- Fact: 482MB will be in use for this minimal system - but we could shrink it.
- Use qemu again to boot the system, log in and edit the grub-menu using 'vi' to shut down the ACPI-detection for all platforms: 'vi /boot/grub/menu.lst'
- On the 'kernel'-line append directly after the 'ro' the 'acpi=off noapic'.
- Log out and shut down regulary the emulated system.
- Now copy the .img-file back to the stick, again with 'dd'
- Try out the stick for real on the computer (or another one).
- If it stops while booting, try to switch within the grub menu-editor the root-device as detected: f.ex. this installation within qemu has been made using 'root=/dev/hdb' - in the real world, mainly 'root=/dev/sdb' or 'root=/dev/sdc' are common for USB-sticks (I do know that this is still strange, maybe someone else has a solution?).

It boots.
Now for the funny things:
- Reboot your system with your regular production system and fire up the USB-stick with qemu directly (just to get rid of the 'dd'-command to copy back and fro) like this: 'qemu-system-i386 -m 512 -localtime -cpu 486 -std-vga -no-acpi -hdb /dev/sdb' - qemu now should start its emulation from the stick using '/dev/sd?' (check dmesg) as boot device [2].

Good software:
- As a root login all the times does enerve, install 'sudo' and get rid of unnecessary country-encodings with 'localepurge': 'apt-get install sudo localepurge'
- To test your 'sudo'-installation after configuration try a 'more /var/log/dpkg.log'.
- Directly after the installation of 'localpurge' do a 'sudo localepurge' and watch those occupied MBs decreasing (~36MB less).

UPDATE 09/12/23:
A perfect moment for a backup:
- This is a moment to backup a full functioning system using 'dd' again, but do not forget to halt your 'qemu'-system before.

A X-System:
'xfce4' (Debian) should be ok - you could take 'fluxbox' if you like, but 'gnome' or 'kde' is a bit overdone, isn't it?
- To cite myself (which I do truly hate), try out the following for a small X-system: 'apt-get install --no-install-recommends xinit xserver-xorg-video-vesa xserver-xorg-input-synaptics xserver-xorg-input-kbd xserver-xorg-input-mouse xfonts-base xfce4' (~150MB). Instead of 'xfce4' you can use 'fluxbox' for an even smaller system (~105MB)[3]

UPDATE 09/12/24:
- 'apt-get install discover' for hardware detection.

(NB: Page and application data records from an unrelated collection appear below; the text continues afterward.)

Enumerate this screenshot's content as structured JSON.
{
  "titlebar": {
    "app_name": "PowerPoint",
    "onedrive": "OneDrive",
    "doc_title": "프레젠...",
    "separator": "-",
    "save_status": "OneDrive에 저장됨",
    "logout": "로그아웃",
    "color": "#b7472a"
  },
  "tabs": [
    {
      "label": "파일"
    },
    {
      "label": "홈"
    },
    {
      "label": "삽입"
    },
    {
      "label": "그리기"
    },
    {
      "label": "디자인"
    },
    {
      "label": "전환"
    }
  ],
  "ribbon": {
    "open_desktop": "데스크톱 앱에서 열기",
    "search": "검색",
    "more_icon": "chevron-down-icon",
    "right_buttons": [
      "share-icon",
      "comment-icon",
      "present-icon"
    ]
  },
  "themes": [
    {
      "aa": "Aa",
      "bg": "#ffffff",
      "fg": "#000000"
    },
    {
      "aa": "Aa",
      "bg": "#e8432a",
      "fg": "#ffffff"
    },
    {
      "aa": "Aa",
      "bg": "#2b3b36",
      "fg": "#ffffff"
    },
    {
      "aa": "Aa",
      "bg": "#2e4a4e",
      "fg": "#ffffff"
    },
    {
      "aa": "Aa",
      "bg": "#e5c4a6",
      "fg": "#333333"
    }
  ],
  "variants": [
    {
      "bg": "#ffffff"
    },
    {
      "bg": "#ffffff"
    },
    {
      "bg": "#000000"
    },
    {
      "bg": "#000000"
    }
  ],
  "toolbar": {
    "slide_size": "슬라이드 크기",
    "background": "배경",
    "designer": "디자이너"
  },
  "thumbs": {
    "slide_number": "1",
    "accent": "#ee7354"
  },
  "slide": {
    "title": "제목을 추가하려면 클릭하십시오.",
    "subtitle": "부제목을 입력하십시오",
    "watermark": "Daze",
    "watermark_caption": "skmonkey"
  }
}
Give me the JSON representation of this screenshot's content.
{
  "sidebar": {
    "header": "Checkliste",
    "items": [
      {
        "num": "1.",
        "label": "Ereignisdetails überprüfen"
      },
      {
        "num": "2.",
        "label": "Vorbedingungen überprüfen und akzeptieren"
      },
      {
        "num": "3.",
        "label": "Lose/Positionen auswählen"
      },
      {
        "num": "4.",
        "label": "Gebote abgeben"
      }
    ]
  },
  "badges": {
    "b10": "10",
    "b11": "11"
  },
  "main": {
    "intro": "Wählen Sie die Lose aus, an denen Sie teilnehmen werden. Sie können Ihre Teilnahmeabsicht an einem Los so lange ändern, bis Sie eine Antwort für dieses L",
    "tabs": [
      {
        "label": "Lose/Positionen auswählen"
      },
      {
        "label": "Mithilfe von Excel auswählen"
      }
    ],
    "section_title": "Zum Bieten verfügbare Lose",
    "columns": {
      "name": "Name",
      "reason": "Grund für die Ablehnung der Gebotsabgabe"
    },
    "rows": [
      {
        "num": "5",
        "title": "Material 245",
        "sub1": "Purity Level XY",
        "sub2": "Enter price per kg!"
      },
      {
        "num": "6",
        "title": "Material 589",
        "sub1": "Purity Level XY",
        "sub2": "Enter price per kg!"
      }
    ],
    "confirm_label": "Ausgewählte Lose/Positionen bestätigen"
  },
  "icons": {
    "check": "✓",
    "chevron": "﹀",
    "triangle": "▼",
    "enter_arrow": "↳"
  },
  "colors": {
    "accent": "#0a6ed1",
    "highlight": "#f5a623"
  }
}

F.ex. needed for Ethernet-devices.[4]
- 'apt-get install wicd' from lenny backports as network-manager - I give it a try instead of the gnome-monster.

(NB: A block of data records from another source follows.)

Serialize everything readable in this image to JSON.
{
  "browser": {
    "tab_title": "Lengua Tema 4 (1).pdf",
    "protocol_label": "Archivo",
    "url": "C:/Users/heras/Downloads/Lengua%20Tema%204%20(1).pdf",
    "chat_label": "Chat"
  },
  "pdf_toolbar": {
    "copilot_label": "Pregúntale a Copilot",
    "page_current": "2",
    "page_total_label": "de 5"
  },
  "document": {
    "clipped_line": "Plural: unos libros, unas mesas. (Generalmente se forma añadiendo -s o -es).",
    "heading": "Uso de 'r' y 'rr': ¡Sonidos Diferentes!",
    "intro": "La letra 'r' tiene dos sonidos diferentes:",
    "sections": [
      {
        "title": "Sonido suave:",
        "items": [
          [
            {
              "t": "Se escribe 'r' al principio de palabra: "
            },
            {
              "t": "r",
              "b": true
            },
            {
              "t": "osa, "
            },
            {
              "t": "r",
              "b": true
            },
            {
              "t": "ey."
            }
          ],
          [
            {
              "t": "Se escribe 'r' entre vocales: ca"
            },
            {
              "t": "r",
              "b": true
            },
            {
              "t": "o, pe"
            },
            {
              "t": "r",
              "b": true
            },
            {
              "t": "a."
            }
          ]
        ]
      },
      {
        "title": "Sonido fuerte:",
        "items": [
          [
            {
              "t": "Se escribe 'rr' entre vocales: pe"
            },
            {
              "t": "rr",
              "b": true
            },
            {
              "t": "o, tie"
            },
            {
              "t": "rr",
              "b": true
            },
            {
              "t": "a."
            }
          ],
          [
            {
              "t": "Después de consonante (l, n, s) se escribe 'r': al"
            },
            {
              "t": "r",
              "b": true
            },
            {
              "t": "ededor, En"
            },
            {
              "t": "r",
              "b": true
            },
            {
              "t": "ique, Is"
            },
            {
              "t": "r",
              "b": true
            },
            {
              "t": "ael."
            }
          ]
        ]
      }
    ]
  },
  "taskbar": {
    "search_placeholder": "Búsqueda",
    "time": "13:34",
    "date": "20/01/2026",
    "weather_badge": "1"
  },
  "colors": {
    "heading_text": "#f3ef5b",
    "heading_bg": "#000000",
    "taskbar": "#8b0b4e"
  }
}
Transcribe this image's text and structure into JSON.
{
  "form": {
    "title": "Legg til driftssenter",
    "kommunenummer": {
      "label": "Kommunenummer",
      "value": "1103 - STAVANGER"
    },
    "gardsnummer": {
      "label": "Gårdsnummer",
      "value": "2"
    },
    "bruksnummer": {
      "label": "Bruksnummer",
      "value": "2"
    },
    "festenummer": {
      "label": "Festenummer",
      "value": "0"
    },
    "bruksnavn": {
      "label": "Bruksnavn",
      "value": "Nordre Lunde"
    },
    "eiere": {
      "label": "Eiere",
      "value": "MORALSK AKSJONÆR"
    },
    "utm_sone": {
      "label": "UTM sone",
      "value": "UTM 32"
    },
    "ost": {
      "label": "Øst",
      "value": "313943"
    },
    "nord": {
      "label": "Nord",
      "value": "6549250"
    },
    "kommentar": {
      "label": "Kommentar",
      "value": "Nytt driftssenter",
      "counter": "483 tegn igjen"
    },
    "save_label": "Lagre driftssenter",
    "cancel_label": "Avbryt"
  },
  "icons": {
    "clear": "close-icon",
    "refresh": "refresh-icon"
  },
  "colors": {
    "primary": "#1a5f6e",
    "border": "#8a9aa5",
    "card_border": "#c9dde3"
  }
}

Upcoming whoes:
- Fit in multiple network device drivers(!)
- Tests with multiple UMTS-sticks

Stick-bootings tested:
- AMD-64 Toshiba Satellite
- ASUS eeePC 901 (Intel)

What's the point for this strange idea anyway?
I began this project for the German Pirate Party (Piratenpartei Deutschland) as an idea for a mobile communication center device, based upon pure open source and no idea which hardware is on avail. So for a free mixture of DHCP, DNS, load balancing, Transparent Proxy, squid, mb Privoxy, asoasf.

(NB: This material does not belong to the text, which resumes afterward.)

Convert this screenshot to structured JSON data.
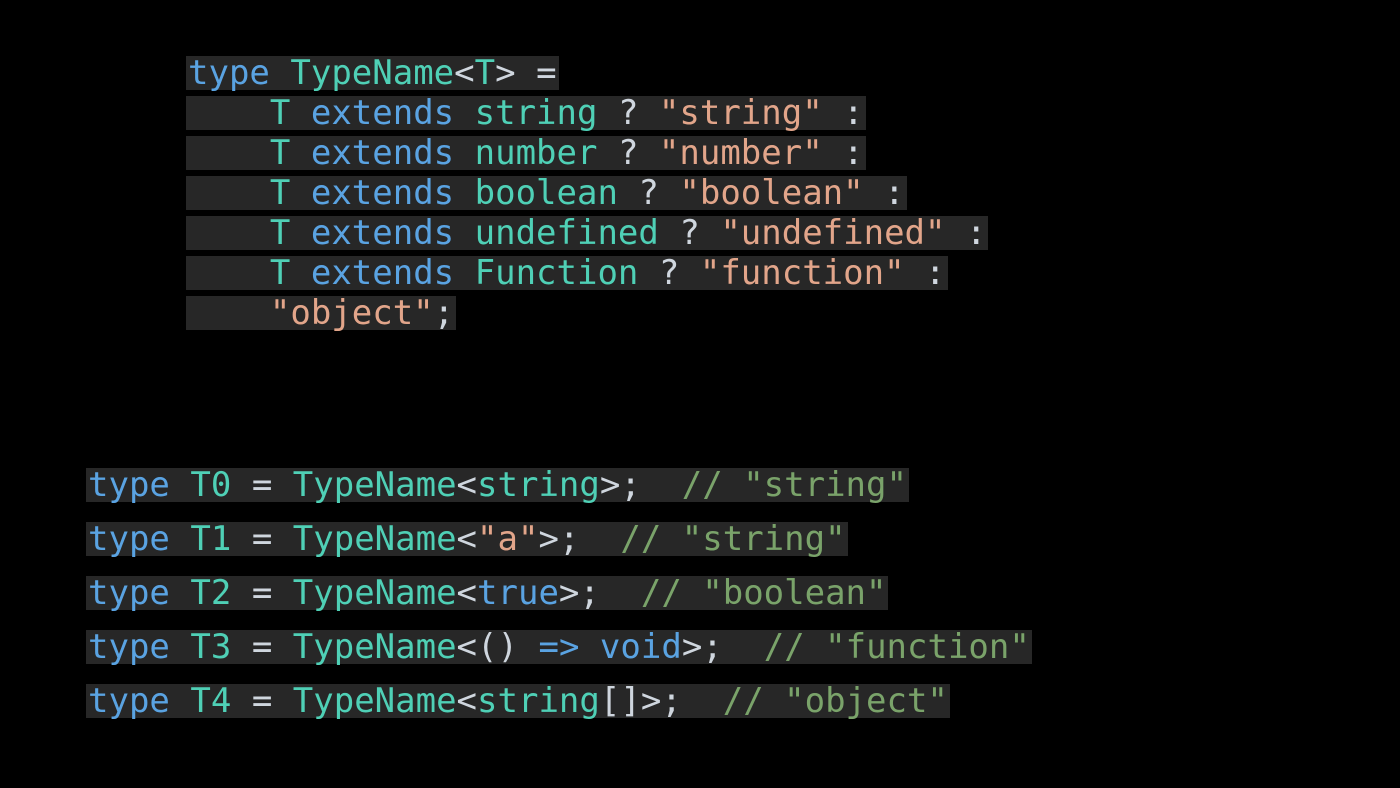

Why haven't you tried KNOPPIX or DSL (Damn Small Linux)?
I do appreciate both ideas as both are based on Debian Linux, but KNOPPIX uses unstable, testing and non-free sources - three ways against stable, in production or free digital systems. The package support for DSL is not as broad as needed - f.ex. missing Privoxy. So I started with a simple question: "Install Debian on USB" and landed for the first tests on flimzy's site [5] - a good start at least for a proval of problems using 'chroot', which I do not like for this kind of experiment, but also the 'moo'- and 'casper'-ways stopped me.

External stuff that helped me:
[2] http://qemu-forum.ipi.fi/viewtopic.php?f=3&t=4177
[3] http://gamlingen.blogspot.com/2009/03/personal-how-to-for-tiny-debian-lenny.html
[4] http://linuxmafia.com/faq/Debian/hardware-detection.html
[5] http://wiki.flimzy.com/index.php/Install_Debian_on_USB

ONGOING: At last I did manage do get a mobile connection after two months - read on in the second part ;-)


Andreas said...

So far everything works on the qemu and only the acpi is probably still on my knackers... But whats really hard currently is that grub is giving me head-aches is the GRUB when booting directly from the USB-Stick but about to find out. Thankstough for this nice intro!